Much of the past two weeks in the Philippines mirrors what happened in the United States, down to the timeline. There were a handful of infected imported cases detected in late January before travel restrictions were imposed. Three COVID-19 imported cases were detected in late January (two of which died), followed by a month of no new cases discovered. Red flags went up on March 6-7th when Taiwan caught an imported case from the Philippines, followed by two domestic cases discovered without any travel history or known contact.
Over the next week officials and the public slowly caught up to the stark reality of what this meant: there was a previously undetected and currently uncontained community outbreak in the Philippines. Like the US, it was undetected because of a shortage of test kits. Until about two weeks ago, the Philippines DOH had to send kits out-of-country for testing. Now the University of the Philippines is producing its own PCR tests that could be sequenced at highly-secured bio-labs on campus. There were about 2000 tests available last week.

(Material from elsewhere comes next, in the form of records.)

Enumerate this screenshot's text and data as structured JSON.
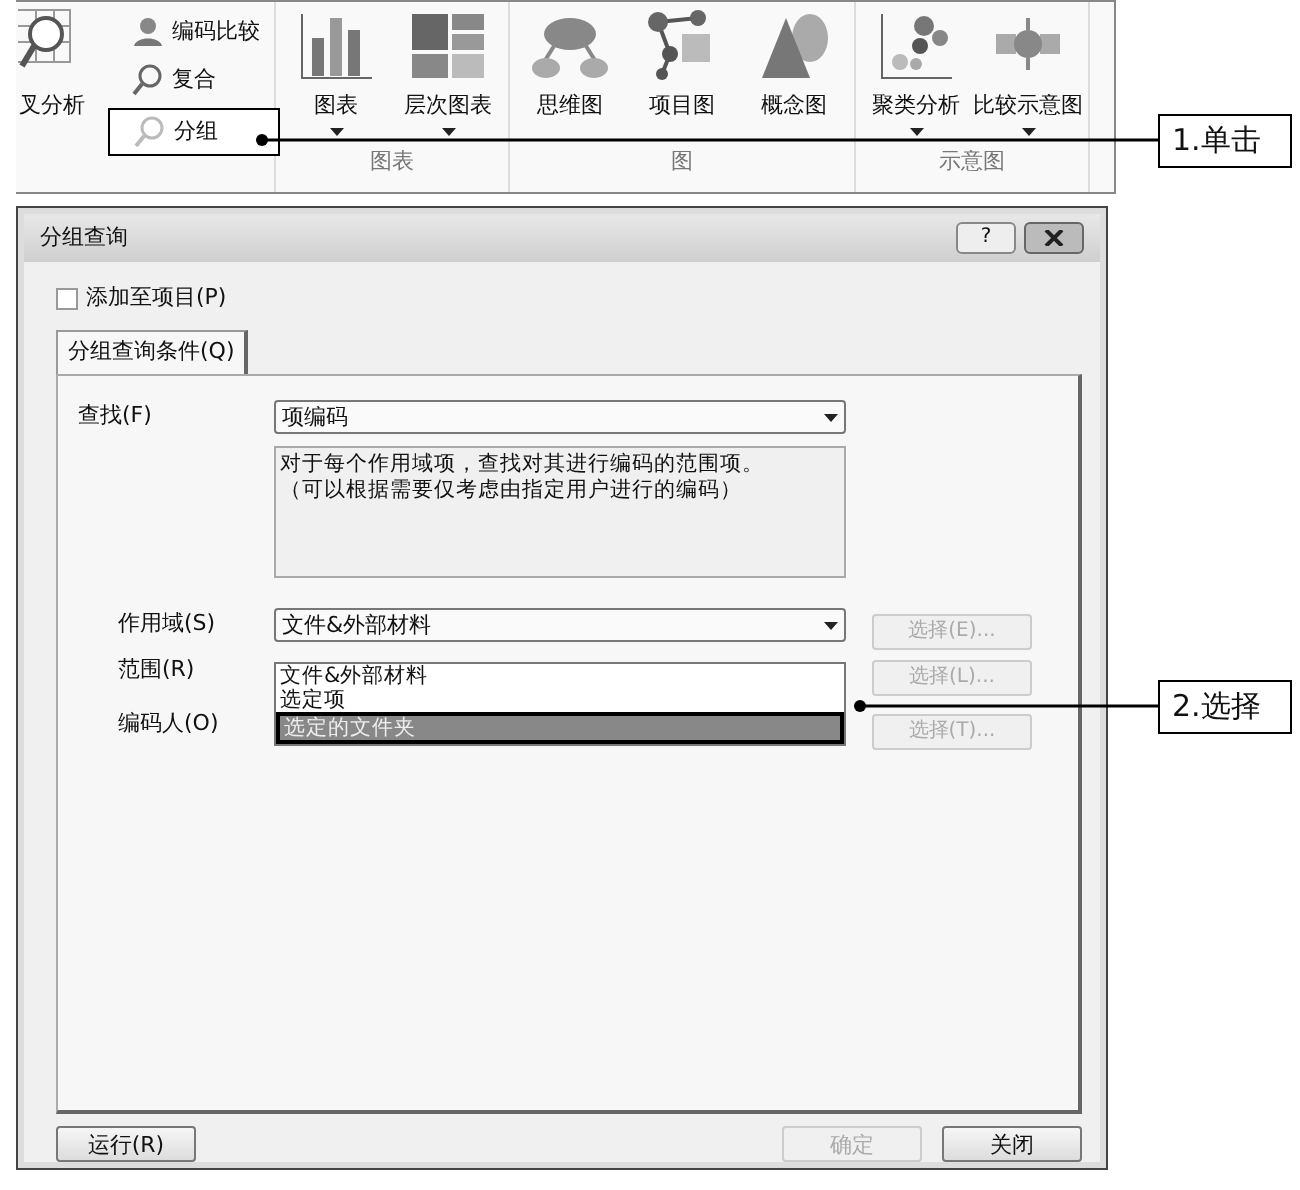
{
  "ribbon": {
    "partial_item": {
      "label": "叉分析"
    },
    "small_items": [
      {
        "kind": "compare",
        "label": "编码比较",
        "boxed": false
      },
      {
        "kind": "compound",
        "label": "复合",
        "boxed": false
      },
      {
        "kind": "group",
        "label": "分组",
        "boxed": true
      }
    ],
    "groups": [
      {
        "label": "图表",
        "items": [
          {
            "kind": "bars",
            "label": "图表",
            "dropdown": true
          },
          {
            "kind": "treemap",
            "label": "层次图表",
            "dropdown": true
          }
        ]
      },
      {
        "label": "图",
        "items": [
          {
            "kind": "mindmap",
            "label": "思维图",
            "dropdown": false
          },
          {
            "kind": "projectmap",
            "label": "项目图",
            "dropdown": false
          },
          {
            "kind": "conceptmap",
            "label": "概念图",
            "dropdown": false
          }
        ]
      },
      {
        "label": "示意图",
        "items": [
          {
            "kind": "cluster",
            "label": "聚类分析",
            "dropdown": true
          },
          {
            "kind": "comparison",
            "label": "比较示意图",
            "dropdown": true
          }
        ]
      }
    ]
  },
  "dialog": {
    "title": "分组查询",
    "help_button": "?",
    "add_to_project": {
      "label": "添加至项目(P)",
      "checked": false
    },
    "tabs": [
      {
        "label": "分组查询条件(Q)",
        "selected": true
      }
    ],
    "find": {
      "label": "查找(F)",
      "value": "项编码",
      "description": [
        "对于每个作用域项，查找对其进行编码的范围项。",
        "（可以根据需要仅考虑由指定用户进行的编码）"
      ]
    },
    "scope": {
      "label": "作用域(S)",
      "value": "文件&外部材料",
      "select_button": "选择(E)..."
    },
    "scope_options": [
      {
        "label": "文件&外部材料",
        "selected": false
      },
      {
        "label": "选定项",
        "selected": false
      },
      {
        "label": "选定的文件夹",
        "selected": true
      }
    ],
    "range": {
      "label": "范围(R)",
      "select_button": "选择(L)..."
    },
    "coder": {
      "label": "编码人(O)",
      "select_button": "选择(T)..."
    },
    "buttons": [
      {
        "label": "运行(R)",
        "disabled": false
      },
      {
        "label": "确定",
        "disabled": true
      },
      {
        "label": "关闭",
        "disabled": false
      }
    ]
  },
  "callouts": [
    {
      "label": "1.单击"
    },
    {
      "label": "2.选择"
    }
  ]
}
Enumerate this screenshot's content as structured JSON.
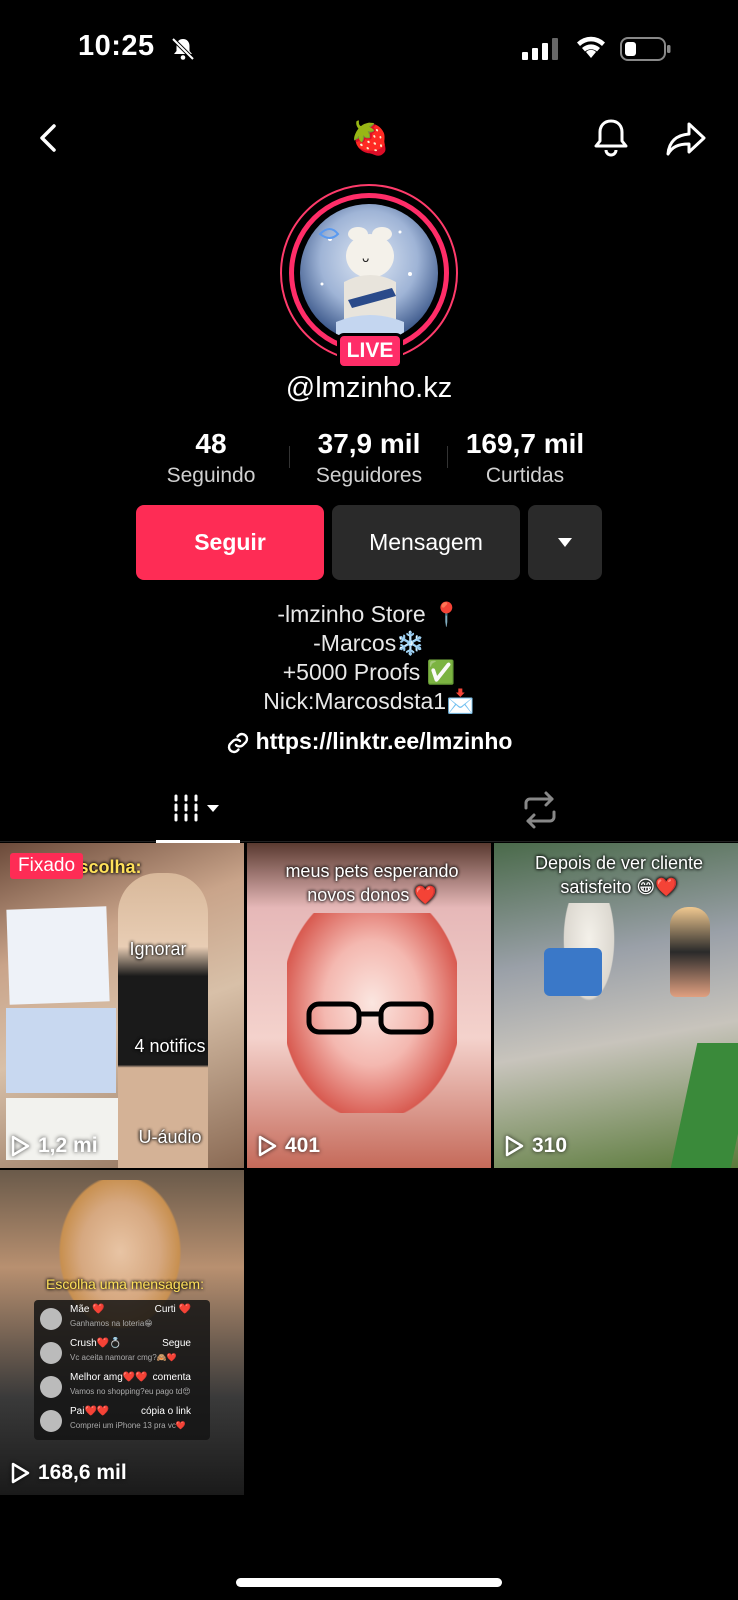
{
  "status_bar": {
    "time": "10:25"
  },
  "header": {
    "title_emoji": "🍓"
  },
  "profile": {
    "live_label": "LIVE",
    "username": "@lmzinho.kz"
  },
  "stats": [
    {
      "value": "48",
      "label": "Seguindo"
    },
    {
      "value": "37,9 mil",
      "label": "Seguidores"
    },
    {
      "value": "169,7 mil",
      "label": "Curtidas"
    }
  ],
  "actions": {
    "follow": "Seguir",
    "message": "Mensagem"
  },
  "bio": {
    "lines": [
      "-lmzinho Store 📍",
      "-Marcos❄️",
      "+5000 Proofs ✅",
      "Nick:Marcosdsta1📩"
    ],
    "link": "https://linktr.ee/lmzinho"
  },
  "videos": [
    {
      "pinned_label": "Fixado",
      "views": "1,2 mi",
      "overlay_texts": [
        "Escolha:",
        "Ignorar",
        "4 notifics",
        "U-áudio"
      ]
    },
    {
      "views": "401",
      "caption": "meus pets esperando novos donos ❤️"
    },
    {
      "views": "310",
      "caption": "Depois de ver cliente satisfeito 😁❤️"
    },
    {
      "views": "168,6 mil",
      "caption": "Escolha uma mensagem:",
      "chat": [
        {
          "name": "Mãe ❤️",
          "msg": "Ganhamos na loteria😁",
          "action": "Curti ❤️"
        },
        {
          "name": "Crush❤️💍",
          "msg": "Vc aceita namorar cmg?🙈❤️",
          "action": "Segue"
        },
        {
          "name": "Melhor amg❤️❤️",
          "msg": "Vamos no shopping?eu pago td😍",
          "action": "comenta"
        },
        {
          "name": "Pai❤️❤️",
          "msg": "Comprei um iPhone 13 pra vc❤️",
          "action": "cópia o link"
        }
      ]
    }
  ],
  "colors": {
    "accent": "#fe2c55",
    "button_dark": "#2a2a2a",
    "background": "#000000"
  }
}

The outbreak was and is uncontained because it was undetected. About 17% of tests are coming back positive right now. 142 people had tested positive and 12 have now died from COVID-19 by March 17th, representative of both exponential growth and a high case/fatality ratio of 8.2%. Following Department of Health epidemic protocols, President Duterte issued a Red Alert 2 lockdown three days ago. These ‘community quarantines’ will be discussed below.
The simple fact is that nobody knows how widespread this outbreak is in the Philippines. It is vitally important for the rest of the world to help Philippine testing capacity so that we can know whether, or by how much, higher temperatures and humidity can slow the COVID-19 outbreak. The most recent, and only, epidemiological model for the Philippines published so far paints a bleak picture:
- There are likely 3600 cases in the Philippines right now, implying that <4% of cases have been identified.
- The doubling time is 4 days.
- The epidemic will peak in mid-June at approximately 250k infections
- Applying the Imperial College COVID-19 assumptions
- ~22k will die (.9% CFR)
- ~49k will be severe cases requiring hospitalization with oxygenization
These numbers exceed the thresholds we advise in Policy Recommendations for some form of lockdown. It should have happened earlier, in fact. Even though the only confirmed community outbreak cases are in the Metro Manila area, the lockdown was expanded to include the entirety of Luzon Island yesterday. What outsiders simply call ‘Manila’ is officially the National Capital Region (NCR), a metropolis of sixteen distinct city-level political entities. The ‘community quarantine’ is meant to keep outbreaks from spreading between districts at all levels. Armed blockades are being set up at administrative borders that millions of people cross daily.
It would seem DOH has already determined COVID-19 has spread throughout Luzon. Their priority now is to prevent exporting cases domestically to the provinces where the quality of emergency healthcare deteriorates rapidly the further from Tier 1 cities one gets. We will try to compile a more complete statistical picture in coming days, but the open source material we have found shows:
- Only 4 out of 17 regions complied with the local DOH standard local hospital bed ratio and only the National Capital Region complies with the World Health Organization’s guideline requirements [source]
- One oxygen ventilator per ten ICU hospital bed [source]
An uncontained COVID-19 outbreak outside of Cebu and NCR, undetected until hospitals become overwhelmed, would be disastrous. Following Iran, where the reported numbers are untrustworthy, the Philippines is now the second developing country with limited state capacity to experience a COVID-19 outbreak. Testing is in extremely short supply in the provinces. So is the medical equipment needed to treat patients with severe symptoms.
- Cancel all domestic flights and outbound international travel
- Quarantine all international arrivals, regardless of nationality, for 14 days.
- Quarantine every household with a confirmed or suspected COVID-19 infection.
- Pre-emptively isolate and quarantine people over the age of 60.
- ‘Community Quarantine’ every Philippine city until the situation is either better understood or under control.
- Appeal to the international community for aid and technical support, especially ASEAN countries like Singapore and traditional development partners like Korea, Japan, and the United States.
- Specifically, the Philippines needs tens of thousands of serological tests that don’t need to be returned to labs and provide results quickly.
- Heavily monitor food security metrics.
- Unconditional cash transfers to sustain food security for the poorest, enact eviction bans, and supply no interest loans to businesses.